Today, I would like to introduce you guys to a friend and fellow photographer of mine. She’s one of those crazy creative souls that has actually figured out how to blend sci-fi, science and photography into an abstract art form! When I stumbled across her 2 years ago, she was a painter but after a couple years of hard work, passion and experimentation she’s come out with a body of work I have never quite seen before. I think you’ll enjoy it (and be sure to scroll to the bottom!). Presenting to you: Anick Morel
It all began two years ago when I came across an article about a burning light bulb that reignited my creativity.
I’ve always liked photography but never had the time to explore that medium seriously until recently.
My first experiments with burning light bulbs were quite rough. At first, I would miss the critical moment when the “explosion” was as its best. But after dozen of attempts, I started to get the hang of things. The light bulb burns for about 3 seconds so you have plenty of time to get the perfect shot.
I love science. I love physic and chemistry phenomena. I love light bulbs. The beauty, intricacy and delicacy of the smoke coming from the burning tungsten wire is what attracts me most. I love the fact that light bulbs are easily obtained and that you can do a lot with them (photography speaking) So far, I haven’t run out of experiments I can do with a burning light bulb: you can photograph them with the glass partially broken or with no glass at all, can put different chemicals on it (like fireworks powders), turn the bulb upside down, put glass above it, etc.
All my images are shot in camera. Since the smoke is white, I use Lightroom to bring colours to the image. And then use Photoshop to erase imperfections and bring out the details. Sometimes, like with chemicals, you won’t need to add colours in post production. These days, I treat my images so they have a painterly feel to them. It adds a new dimension.
From there, I started scouring the web for new and exciting things to photograph. One of the things I stumbled upon was cream. Cream is like liquid smoke. I enjoy the cream technique because just like the light bulb, it creates beautiful ethereal shapes going from translucent to opaque.
When you pour it into water, it just slowly descent and makes little medusa shapes. Very inspiring. What’s more, you can colour cream with food colouring and/or choose the density of the cream (10%, 15% or 35%).
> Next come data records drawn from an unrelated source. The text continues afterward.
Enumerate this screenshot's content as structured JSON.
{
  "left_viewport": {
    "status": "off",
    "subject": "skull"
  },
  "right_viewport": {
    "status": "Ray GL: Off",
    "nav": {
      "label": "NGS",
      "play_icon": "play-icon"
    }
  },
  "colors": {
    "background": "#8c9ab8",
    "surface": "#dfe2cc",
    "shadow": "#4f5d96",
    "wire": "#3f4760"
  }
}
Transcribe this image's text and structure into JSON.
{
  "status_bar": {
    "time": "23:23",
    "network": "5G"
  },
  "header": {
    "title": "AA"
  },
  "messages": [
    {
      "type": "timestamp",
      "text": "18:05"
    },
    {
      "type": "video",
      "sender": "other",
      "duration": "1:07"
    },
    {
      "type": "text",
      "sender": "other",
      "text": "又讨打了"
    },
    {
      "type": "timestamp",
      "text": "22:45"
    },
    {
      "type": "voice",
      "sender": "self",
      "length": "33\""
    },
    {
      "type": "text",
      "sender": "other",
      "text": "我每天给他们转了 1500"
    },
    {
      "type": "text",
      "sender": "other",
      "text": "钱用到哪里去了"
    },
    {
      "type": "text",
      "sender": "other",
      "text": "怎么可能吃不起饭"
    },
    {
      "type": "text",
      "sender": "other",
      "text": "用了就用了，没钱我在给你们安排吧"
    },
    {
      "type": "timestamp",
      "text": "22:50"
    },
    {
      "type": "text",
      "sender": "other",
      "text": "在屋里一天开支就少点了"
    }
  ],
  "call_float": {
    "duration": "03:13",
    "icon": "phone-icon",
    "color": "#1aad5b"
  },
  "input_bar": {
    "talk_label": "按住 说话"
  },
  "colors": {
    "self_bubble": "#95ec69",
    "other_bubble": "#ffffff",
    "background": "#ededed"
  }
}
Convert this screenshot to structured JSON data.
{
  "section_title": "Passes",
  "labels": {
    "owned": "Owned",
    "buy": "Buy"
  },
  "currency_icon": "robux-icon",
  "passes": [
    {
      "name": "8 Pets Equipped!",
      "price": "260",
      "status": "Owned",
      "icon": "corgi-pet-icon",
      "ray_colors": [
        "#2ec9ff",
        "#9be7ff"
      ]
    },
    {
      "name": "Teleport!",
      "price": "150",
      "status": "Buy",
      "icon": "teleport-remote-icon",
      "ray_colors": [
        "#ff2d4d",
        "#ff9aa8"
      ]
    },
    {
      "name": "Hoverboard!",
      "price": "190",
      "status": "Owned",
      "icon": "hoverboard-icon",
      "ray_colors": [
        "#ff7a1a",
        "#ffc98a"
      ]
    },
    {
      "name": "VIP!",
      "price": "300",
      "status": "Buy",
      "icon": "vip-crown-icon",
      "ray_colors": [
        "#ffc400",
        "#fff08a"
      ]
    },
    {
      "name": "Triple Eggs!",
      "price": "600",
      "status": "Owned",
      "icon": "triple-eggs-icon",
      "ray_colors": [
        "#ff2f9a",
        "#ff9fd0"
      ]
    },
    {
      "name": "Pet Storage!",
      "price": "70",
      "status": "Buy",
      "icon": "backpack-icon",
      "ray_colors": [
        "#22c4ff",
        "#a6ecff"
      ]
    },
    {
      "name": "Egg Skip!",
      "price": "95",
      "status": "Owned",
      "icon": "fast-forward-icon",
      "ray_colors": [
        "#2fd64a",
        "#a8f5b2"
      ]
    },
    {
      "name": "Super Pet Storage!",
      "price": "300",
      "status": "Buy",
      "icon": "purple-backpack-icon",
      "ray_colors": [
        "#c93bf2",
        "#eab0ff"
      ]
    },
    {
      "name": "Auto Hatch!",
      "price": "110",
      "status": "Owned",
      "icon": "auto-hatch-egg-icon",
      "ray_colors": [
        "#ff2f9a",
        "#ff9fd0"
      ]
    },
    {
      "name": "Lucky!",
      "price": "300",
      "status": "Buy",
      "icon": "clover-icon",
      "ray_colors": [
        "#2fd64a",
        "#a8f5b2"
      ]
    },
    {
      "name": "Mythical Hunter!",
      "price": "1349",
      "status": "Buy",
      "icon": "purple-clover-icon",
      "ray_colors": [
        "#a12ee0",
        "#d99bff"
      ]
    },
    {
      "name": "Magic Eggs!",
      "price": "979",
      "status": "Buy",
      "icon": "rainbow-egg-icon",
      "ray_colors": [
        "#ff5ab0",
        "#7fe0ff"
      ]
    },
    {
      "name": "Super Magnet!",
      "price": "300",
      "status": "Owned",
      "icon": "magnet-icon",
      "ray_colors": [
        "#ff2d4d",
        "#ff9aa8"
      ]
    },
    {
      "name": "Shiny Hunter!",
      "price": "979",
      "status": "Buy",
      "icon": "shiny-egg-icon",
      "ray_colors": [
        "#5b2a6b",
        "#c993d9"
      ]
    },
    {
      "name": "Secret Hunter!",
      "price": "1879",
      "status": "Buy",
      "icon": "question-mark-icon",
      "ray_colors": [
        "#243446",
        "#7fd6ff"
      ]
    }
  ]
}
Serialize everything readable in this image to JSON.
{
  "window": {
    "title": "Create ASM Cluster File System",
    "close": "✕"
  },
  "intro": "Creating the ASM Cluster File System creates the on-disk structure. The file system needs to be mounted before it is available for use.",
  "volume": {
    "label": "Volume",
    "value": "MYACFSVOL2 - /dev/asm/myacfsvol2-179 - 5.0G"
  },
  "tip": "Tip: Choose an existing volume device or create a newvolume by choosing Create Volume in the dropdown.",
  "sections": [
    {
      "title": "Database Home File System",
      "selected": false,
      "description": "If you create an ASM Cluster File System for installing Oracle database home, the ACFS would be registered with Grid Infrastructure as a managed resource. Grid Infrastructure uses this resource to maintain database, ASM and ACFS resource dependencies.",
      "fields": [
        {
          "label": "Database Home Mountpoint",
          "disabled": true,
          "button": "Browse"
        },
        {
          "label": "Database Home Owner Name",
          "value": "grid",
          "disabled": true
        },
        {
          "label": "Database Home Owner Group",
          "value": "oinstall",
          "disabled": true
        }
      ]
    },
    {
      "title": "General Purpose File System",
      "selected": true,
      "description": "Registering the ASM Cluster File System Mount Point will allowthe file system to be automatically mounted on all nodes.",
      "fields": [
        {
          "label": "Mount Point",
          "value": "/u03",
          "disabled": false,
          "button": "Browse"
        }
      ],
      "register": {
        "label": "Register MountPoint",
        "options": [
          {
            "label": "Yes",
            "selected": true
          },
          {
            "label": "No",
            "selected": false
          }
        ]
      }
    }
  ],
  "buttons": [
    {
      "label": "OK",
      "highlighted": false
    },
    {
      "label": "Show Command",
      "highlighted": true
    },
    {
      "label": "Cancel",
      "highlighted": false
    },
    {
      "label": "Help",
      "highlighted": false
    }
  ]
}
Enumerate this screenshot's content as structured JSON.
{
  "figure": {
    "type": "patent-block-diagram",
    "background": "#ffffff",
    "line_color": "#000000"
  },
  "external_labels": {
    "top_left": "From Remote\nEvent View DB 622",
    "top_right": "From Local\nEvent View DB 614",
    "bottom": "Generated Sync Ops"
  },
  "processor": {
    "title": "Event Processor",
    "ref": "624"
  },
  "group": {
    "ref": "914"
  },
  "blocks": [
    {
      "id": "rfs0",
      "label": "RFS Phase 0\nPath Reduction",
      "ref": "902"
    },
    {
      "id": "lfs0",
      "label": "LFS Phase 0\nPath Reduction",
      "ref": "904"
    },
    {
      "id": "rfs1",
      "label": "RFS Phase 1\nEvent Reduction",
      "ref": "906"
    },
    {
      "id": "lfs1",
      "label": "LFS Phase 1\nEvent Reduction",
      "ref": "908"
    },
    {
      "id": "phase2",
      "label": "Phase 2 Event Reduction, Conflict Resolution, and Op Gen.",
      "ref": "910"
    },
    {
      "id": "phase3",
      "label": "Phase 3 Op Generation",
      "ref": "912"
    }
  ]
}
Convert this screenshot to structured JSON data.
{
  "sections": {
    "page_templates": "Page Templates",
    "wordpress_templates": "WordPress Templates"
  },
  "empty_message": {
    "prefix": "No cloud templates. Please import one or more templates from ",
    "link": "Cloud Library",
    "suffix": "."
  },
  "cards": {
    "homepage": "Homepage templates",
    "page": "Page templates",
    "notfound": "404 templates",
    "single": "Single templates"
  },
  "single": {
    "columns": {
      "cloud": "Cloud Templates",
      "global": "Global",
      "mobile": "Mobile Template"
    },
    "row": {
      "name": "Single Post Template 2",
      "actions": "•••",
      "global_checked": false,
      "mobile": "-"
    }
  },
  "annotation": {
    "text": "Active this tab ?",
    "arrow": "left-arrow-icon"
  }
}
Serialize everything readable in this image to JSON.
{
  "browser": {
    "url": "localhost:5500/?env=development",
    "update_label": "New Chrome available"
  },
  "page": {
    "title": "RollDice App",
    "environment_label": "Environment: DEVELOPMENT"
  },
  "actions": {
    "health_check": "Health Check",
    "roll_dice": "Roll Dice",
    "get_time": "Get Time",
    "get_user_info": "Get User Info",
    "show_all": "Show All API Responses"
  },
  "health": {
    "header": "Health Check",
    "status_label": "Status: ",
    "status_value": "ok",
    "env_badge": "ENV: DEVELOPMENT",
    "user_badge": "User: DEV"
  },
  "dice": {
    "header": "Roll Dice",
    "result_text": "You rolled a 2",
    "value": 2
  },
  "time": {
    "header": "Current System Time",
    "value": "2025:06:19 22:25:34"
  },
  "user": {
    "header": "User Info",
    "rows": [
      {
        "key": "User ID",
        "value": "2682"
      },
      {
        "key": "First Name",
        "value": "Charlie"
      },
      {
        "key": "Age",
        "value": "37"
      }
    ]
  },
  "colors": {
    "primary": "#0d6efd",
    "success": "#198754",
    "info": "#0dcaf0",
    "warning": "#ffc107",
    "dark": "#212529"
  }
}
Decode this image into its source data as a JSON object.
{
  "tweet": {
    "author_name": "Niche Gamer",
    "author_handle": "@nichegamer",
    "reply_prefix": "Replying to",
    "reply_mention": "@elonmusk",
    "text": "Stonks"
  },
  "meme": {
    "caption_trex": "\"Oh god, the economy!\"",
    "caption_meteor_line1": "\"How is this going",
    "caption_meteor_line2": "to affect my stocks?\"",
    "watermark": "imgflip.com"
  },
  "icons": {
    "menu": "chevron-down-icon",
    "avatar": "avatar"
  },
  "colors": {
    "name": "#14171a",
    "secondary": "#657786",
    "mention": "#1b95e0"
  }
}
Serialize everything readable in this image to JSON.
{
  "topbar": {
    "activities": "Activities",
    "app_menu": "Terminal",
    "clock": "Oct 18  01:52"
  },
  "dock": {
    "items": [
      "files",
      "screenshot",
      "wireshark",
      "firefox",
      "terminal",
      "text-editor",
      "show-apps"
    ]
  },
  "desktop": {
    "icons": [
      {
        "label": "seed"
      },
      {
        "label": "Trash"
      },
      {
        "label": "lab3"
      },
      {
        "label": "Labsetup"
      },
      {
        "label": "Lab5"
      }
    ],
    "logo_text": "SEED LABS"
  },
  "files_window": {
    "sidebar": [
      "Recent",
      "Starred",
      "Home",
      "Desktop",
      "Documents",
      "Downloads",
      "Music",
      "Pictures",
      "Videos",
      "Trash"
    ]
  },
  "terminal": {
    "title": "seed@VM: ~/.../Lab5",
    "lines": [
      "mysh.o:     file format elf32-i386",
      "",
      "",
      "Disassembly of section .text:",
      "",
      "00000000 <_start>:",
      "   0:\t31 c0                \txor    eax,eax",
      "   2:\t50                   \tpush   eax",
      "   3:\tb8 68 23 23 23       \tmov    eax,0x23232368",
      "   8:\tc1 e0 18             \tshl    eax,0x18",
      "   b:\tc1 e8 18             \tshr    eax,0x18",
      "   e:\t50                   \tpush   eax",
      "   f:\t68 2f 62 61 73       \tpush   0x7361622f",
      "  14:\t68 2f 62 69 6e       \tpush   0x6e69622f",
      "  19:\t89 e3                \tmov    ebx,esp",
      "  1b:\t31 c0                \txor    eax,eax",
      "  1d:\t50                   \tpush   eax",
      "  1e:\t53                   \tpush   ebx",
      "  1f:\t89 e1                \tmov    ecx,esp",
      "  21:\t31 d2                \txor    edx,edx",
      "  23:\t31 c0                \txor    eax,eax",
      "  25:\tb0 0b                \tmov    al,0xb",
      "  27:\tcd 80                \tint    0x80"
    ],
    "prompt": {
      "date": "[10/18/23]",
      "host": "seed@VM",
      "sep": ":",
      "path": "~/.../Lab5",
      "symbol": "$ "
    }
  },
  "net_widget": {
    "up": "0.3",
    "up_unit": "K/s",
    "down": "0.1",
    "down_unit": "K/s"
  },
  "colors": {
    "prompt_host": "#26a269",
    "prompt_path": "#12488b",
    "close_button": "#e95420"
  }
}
Timing is not a factor when you photograph cream but the container is. You need a flat surface (like an aquarium) if you don’t want your image to be distorted and be out of focus. Oddly enough, the biggest challenge is the speed of pouring the cream into the water. Much like the light bulb, you need to practice a little to get it right. But when you master the pouring, the rest comes easy.
One more effect I’ve discovered along the way is the magic of the soap bubble. I really love this technique even if it gives limited results. Photographing bubbles can be a little tricky; Their lifespan is not very long, the wall of the bubble is always in motion and you need a good light source placed at a strategic place to see the the colours.
What fascinates me is the colours that dance on the surface of the bubble. It comes from the light being reflected from both the inner and outer surface of the wall of the soap bubble. Soap molecules have one end that repels water, and another that attracts it, and these molecules move to the inner and outer surfaces, thrusting their water-repelling ends out into the air, and their “heads” inwards.
A good macro lens is a must since the area of the bubble you want to capture is very small. And if your camera has a lot of MP, you will be able to blow up the image without loosing definition. If you want to extend the life span of your bubble, add some glycerin.
As you might have noticed, all my abstracts involved a little bit of science. It’s because, and I’ll proudly admit it, I’m a geek. I’m into RPGs and LARPing. I Love fantasy, science-fiction and horror novels. I was an avid comic book reader in my teen years. And because I am a geek, I started a brand new series involving super heroes logos.
This series combines my love for comic books, science-fiction and abstract. I admit it, I got jealous of all those talented photographers that could create all the wonderful images with heroes and villains, knights and goblins and felt like I had to contribute to the geek world…And so I have in my own way. This series is called: Heroes, Legends and Icons. It’s a small tribute, but I’m only beginning. Heroes of this world take heed, I’m coming after you. Or your logos anyway
Like my previous abstracts, all is done in camera. But unlike the rest, this series is much more figurative. You can clearly see the logo in there. How it’s done is very simple: I take a light bulb with the glass removed and place over it a sheet of glass on top of which I place the logo that has been printed on transparent film. I then shoot from the top.
Post-production is the same process as my other light bulb images. LightRoom and Photoshop. Because of the of the film over the glass, I don’t need to add much colouring to the image.
I will leave you on this little note: If you have a passion or even something you like to do, don’t be afraid to invest a little time (or a lot), energy and a little money into that thing. You don’t know where it can lead you. Or what amazing things you can discover and achieve.
If you like her work, be sure to check out her fan page !